The biggest problem is that the people most affected by this action are not the Government but the students. Some classes are only seen twice in a fortnight and as one class has two lessons on Wednesday it means that I will not be teaching them for a long time.

The other people I feel sorry for are the auxiliary staff who will not be taking action on Wednesday as they cannot afford to lose a day's pay and a day's pension. y all accounts there will be about 20 teachers in school on Tuesday, approximately 30%, some defying their unions and breaking the strike action.

At least I will not have to walk through a picket line on Wednesday, the two union reps in the school have agreed with the head that the dispute is against the Government not the school. I will be glad when we can put this sorry state of affairs behind us and get back to teaching the students and negotiating properly with the Government.

Catherine Worral - Social care worker, Manchester

I have worked for the local council in Social Care for over twenty years now. I voted no for strike action, the same as I have always done. I just cannot bring myself to strike regardless whether I agree or not with the cause as in my job we support some of the most vulnerable in society on a daily basis.

In this instance I don`t believe a better offer will be made and we may in fact find ourselves in a worse position.

I am a single parent of a four year old who started school in September. I received a letter home exactly a week before the planned strike to say the school was closed. I hadn`t thought about the strike affecting her school for some reason, I'm not sure why!!

Staff where I work have been informed that we are not allowed to take the day off as annual leave and if we phone in sick on that day we have to produce a doctor's note at our own expense. This is even if you have a genuine reason in that your child's school is closed and management are aware of your circumstances and you have no other options of childcare.

This I find really annoying especially since I have chosen NOT to strike in the first place.

Employers should offer an alternative to either striking or not. Lots and lots of people will have to take the day off and will obviously be classed as taking strike action when in fact they're off due to childcare or other caring responsibilities.
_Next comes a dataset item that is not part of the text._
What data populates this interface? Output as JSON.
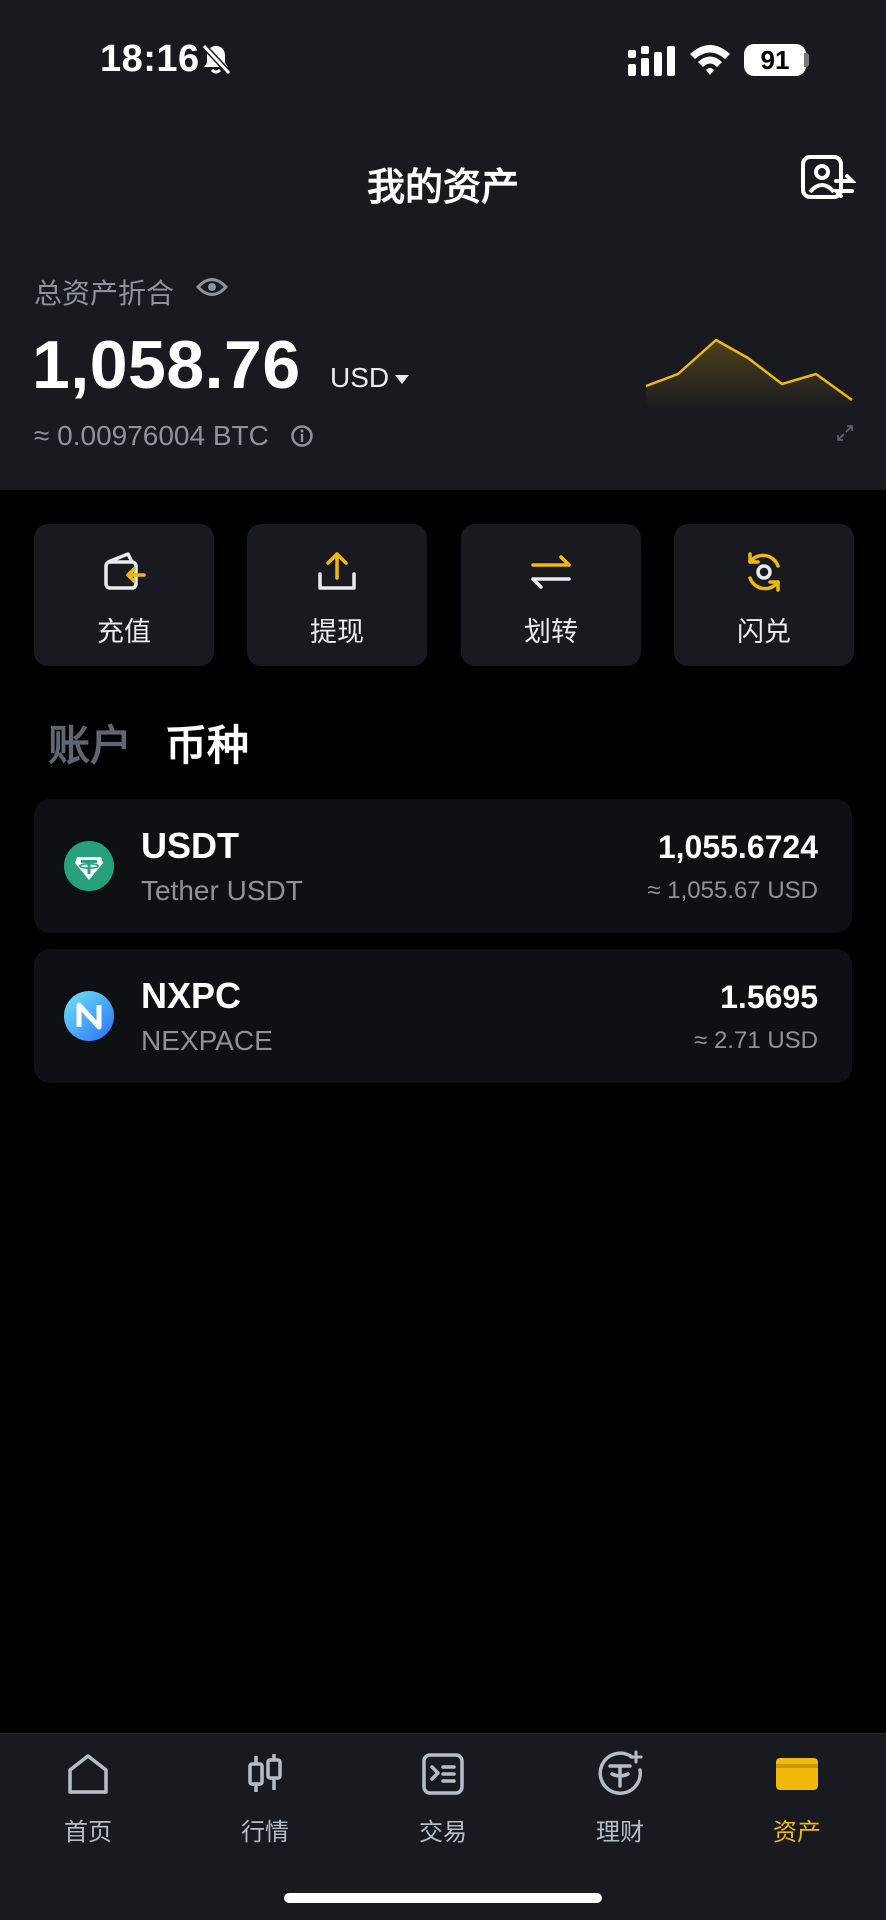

This will also make the final figures look inflated and does not give a true reflection of the nation's agreement with strike action.

Derek - HM Revenue & Customs, Belfast

Image caption Derek cannot afford to lose a days pay through striking

I will not be joining the industrial action tomorrow. I really wish that I was able to but quite simply I cannot afford to lose a days pay. This may sound absurd to some as I do earn a decent, above average salary.

Quite simply, the spiralling costs in fuel, utilities, food and the fact that my house is worth around half what it was when I bought it five years ago means that we have no slack at all in our family budget. A days pay is the money for nearly two weeks of groceries. As a family we have had one holiday in the last six years and we spend money on very few luxuries at all.

I work in the criminal investigation arm of HM Revenue and Customs. I've worked in this field since 1989 carrying out investigations into arms trafficking, drugs, money laundering and various forms of tax fraud. I'm good at my job.

The thought of continuing in this stressful field until I'm 68 fills me with a degree of horror. That'll be 45 years (47 years in HMRC in total) whereas my colleagues in the police service (quite reasonably) work for 30 years and former colleagues who are US Federal Agents work for only 20 years doing effectively the same job.

In my case the government are basically telling me to forget about retirement and that really, they'd quite like it if I died in the job. That's how it feels.

I don't know where I'm going to find the money for the increased pension contributions but frankly I can only try and cross that bridge when I come to it. My wife too is a civil servant so she too will be asked for increased contributions so that'll be a double whammy for our family.

So yes, I'm very bitter about the Government's actions and yes, I agree with the strikers. I'm embarrassed however that I will be unable to support the strike due to my own financial circumstances which make it impossible for me to do so. So tomorrow I shall be in the office, doing my job. I dare say the criminals won't be taking the day off either.